But when we say to ourselves, “I will be grateful,” it is very seldom the heart consents to our determination; and Margaret, exhausted with emotion, was almost shocked to find that she could not realize, with any degree of warmth, the mercy and blessing that had come to her.  She was the more dissatisfied, because as soon as she was alone she remembered the message Tulloch had given her.  It had remained all day undelivered, and quite forgotten.  “How selfish I am,” she said wearily, but ere she could feel sensibly any regret for her fault she had fallen asleep.

In the morning it was her first thought, and as soon after breakfast as possible she went to Dr. Balloch’s.  He seemed shocked at the news, and very much affected.  “We have been true friends for fifty years, Margaret,” he said; “I never thought of his being ill, of his dying-dying.”

“He does not appear to fear death, sir.”

“No, he will meet it as a good man should.  He knows well that death is only the veil which we who live call life.  We sleep, and it is lifted.”

“Wilt thou see him to-day?”

“Yes, this morning.  Thirty-eight years ago this month his wife died.  It was a great grief to him.  She was but a girl, and her bride-year was not quite worn out.”

“I have never heard of her.”

“Well, then, that is like to be.  This is the first time I have spoken of Nanna Tulloch since she went away from us.  It is long to remember, yet she was very lovely, and very much beloved.  But thou knowest Shetlanders speak not of the dead, nor do they count any thing from a day of sorrow.  However, thy words have brought many things to my heart.  This day I will spend with my friend.”

The reconciliation which had taken place was a good thing for Margaret.  She was inclined to be despondent; Suneva always faced the future with a smile.  It was better also that Margaret should talk of Jan, than brood over the subject in her own heart; and nothing interested Suneva like a love-quarrel.  If it were between husband and wife, then it was of double importance to her.  She was always trying to put sixes and sevens at one.  She persuaded Margaret to write without delay to Jan, and to request the Admiralty Office to forward the letter.  If it had been her letter she would have written “Haste” and “Important” all over it.  She never tired of calculating the possibilities of Jan receiving it by a certain date, and she soon fixed upon another date, when, allowing for all possible detentions, Jan’s next letter might be expected.

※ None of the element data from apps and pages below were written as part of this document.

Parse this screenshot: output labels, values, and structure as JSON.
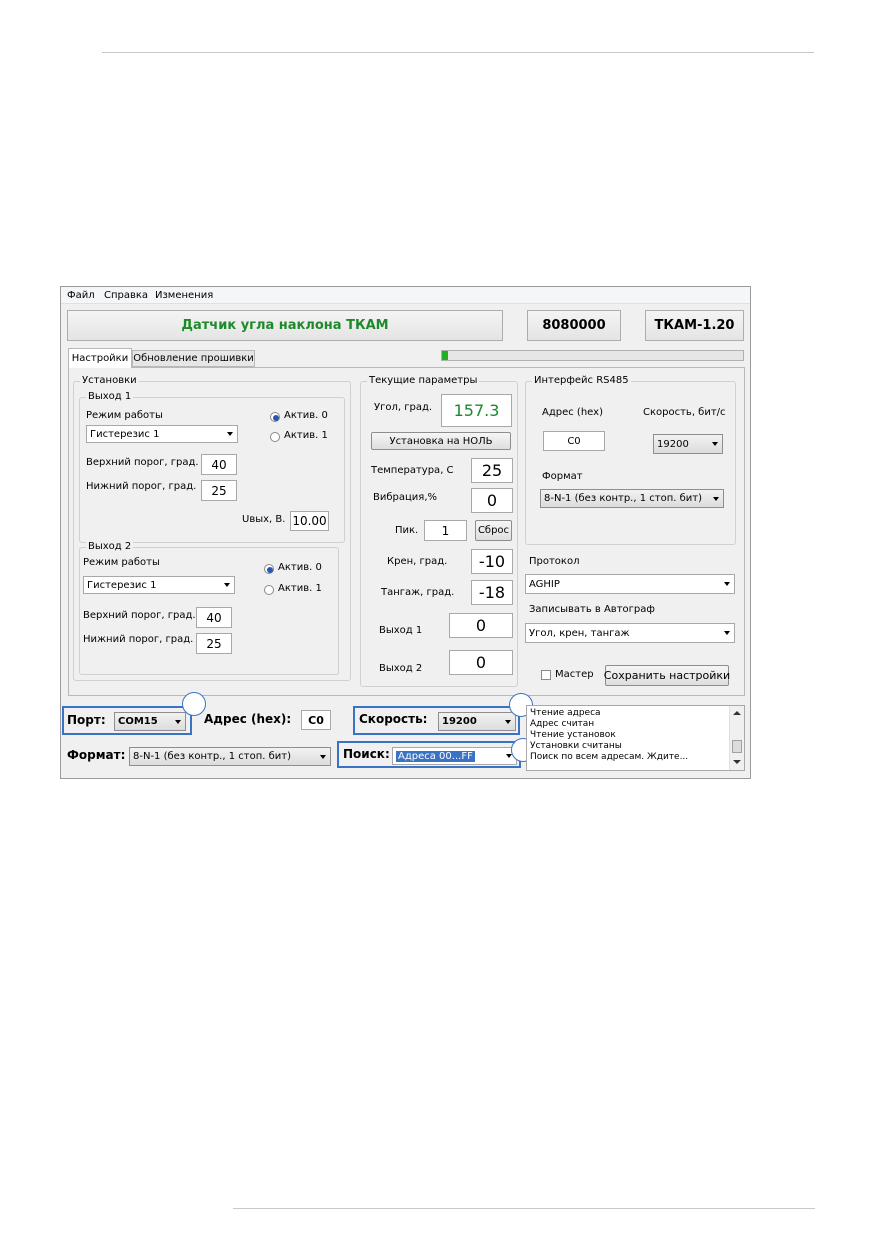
{
  "menu": [
    "Файл",
    "Справка",
    "Изменения"
  ],
  "header": {
    "title": "Датчик угла наклона ТКАМ",
    "serial": "8080000",
    "version": "ТКАМ-1.20"
  },
  "tabs": [
    "Настройки",
    "Обновление прошивки"
  ],
  "progress": {
    "fraction": 0.02,
    "color": "#22b022"
  },
  "settings": {
    "title": "Установки",
    "out1": {
      "title": "Выход 1",
      "mode_label": "Режим работы",
      "mode_value": "Гистерезис 1",
      "active0": "Актив. 0",
      "active1": "Актив. 1",
      "upper_label": "Верхний порог, град.",
      "upper_value": "40",
      "lower_label": "Нижний порог, град.",
      "lower_value": "25",
      "uout_label": "Uвых, В.",
      "uout_value": "10.00"
    },
    "out2": {
      "title": "Выход 2",
      "mode_label": "Режим работы",
      "mode_value": "Гистерезис 1",
      "active0": "Актив. 0",
      "active1": "Актив. 1",
      "upper_label": "Верхний порог, град.",
      "upper_value": "40",
      "lower_label": "Нижний порог, град.",
      "lower_value": "25"
    }
  },
  "current": {
    "title": "Текущие параметры",
    "angle_label": "Угол, град.",
    "angle_value": "157.3",
    "angle_color": "#1a8a2a",
    "zero_button": "Установка на НОЛЬ",
    "temp_label": "Температура, С",
    "temp_value": "25",
    "vib_label": "Вибрация,%",
    "vib_value": "0",
    "peak_label": "Пик.",
    "peak_value": "1",
    "reset_button": "Сброс",
    "roll_label": "Крен, град.",
    "roll_value": "-10",
    "pitch_label": "Тангаж, град.",
    "pitch_value": "-18",
    "out1_label": "Выход 1",
    "out1_value": "0",
    "out2_label": "Выход 2",
    "out2_value": "0"
  },
  "rs485": {
    "title": "Интерфейс RS485",
    "addr_label": "Адрес (hex)",
    "addr_value": "C0",
    "speed_label": "Скорость, бит/с",
    "speed_value": "19200",
    "format_label": "Формат",
    "format_value": "8-N-1 (без контр., 1 стоп. бит)"
  },
  "protocol": {
    "label": "Протокол",
    "value": "AGHIP"
  },
  "record": {
    "label": "Записывать в Автограф",
    "value": "Угол, крен, тангаж"
  },
  "master_label": "Мастер",
  "save_button": "Сохранить настройки",
  "bottom": {
    "port_label": "Порт:",
    "port_value": "COM15",
    "addr_label": "Адрес (hex):",
    "addr_value": "C0",
    "speed_label": "Скорость:",
    "speed_value": "19200",
    "format_label": "Формат:",
    "format_value": "8-N-1 (без контр., 1 стоп. бит)",
    "search_label": "Поиск:",
    "search_value": "Адреса 00...FF"
  },
  "log": [
    "Чтение адреса",
    "Адрес считан",
    "Чтение установок",
    "Установки считаны",
    "Поиск по всем адресам. Ждите..."
  ]
}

But perhaps, most of all, the reconciliation was good for Peter.  Nothing keeps a man so young as the companionship of his children and grandchildren.  Peter was fond and proud of his daughter, but he delighted in little Jan.  The boy, so physically like his father, had many of Peter’s tastes and peculiarities.  He loved money, and Peter respected him for loving it.  There were two men whom Peter particularly disliked; little Jan disliked them also with all his childish soul, and when he said things about them that Peter did not care to say, the boy’s candor charmed and satisfied him, although he pretended to reprove it.

Jan, too, had a very high temper, and resented, quick as a flash, any wound to his childish self-esteem.  Peter was fond of noticing its relationship to his own.  One day he said to the boy:  “Do that again and I will send thee out of the store.”

“If thou sends me out just once, I will never come in thy store again; no, I will not; never, as long as I live,” was the instant retort.  Peter repeated it to Suneva with infinite pride and approval.  “No one will put our little Jan out for nothing,” he said.

“Well, then, he is just like thee!” said the politic Suneva; and Peter’s face showed that he considered the resemblance as very complimentary.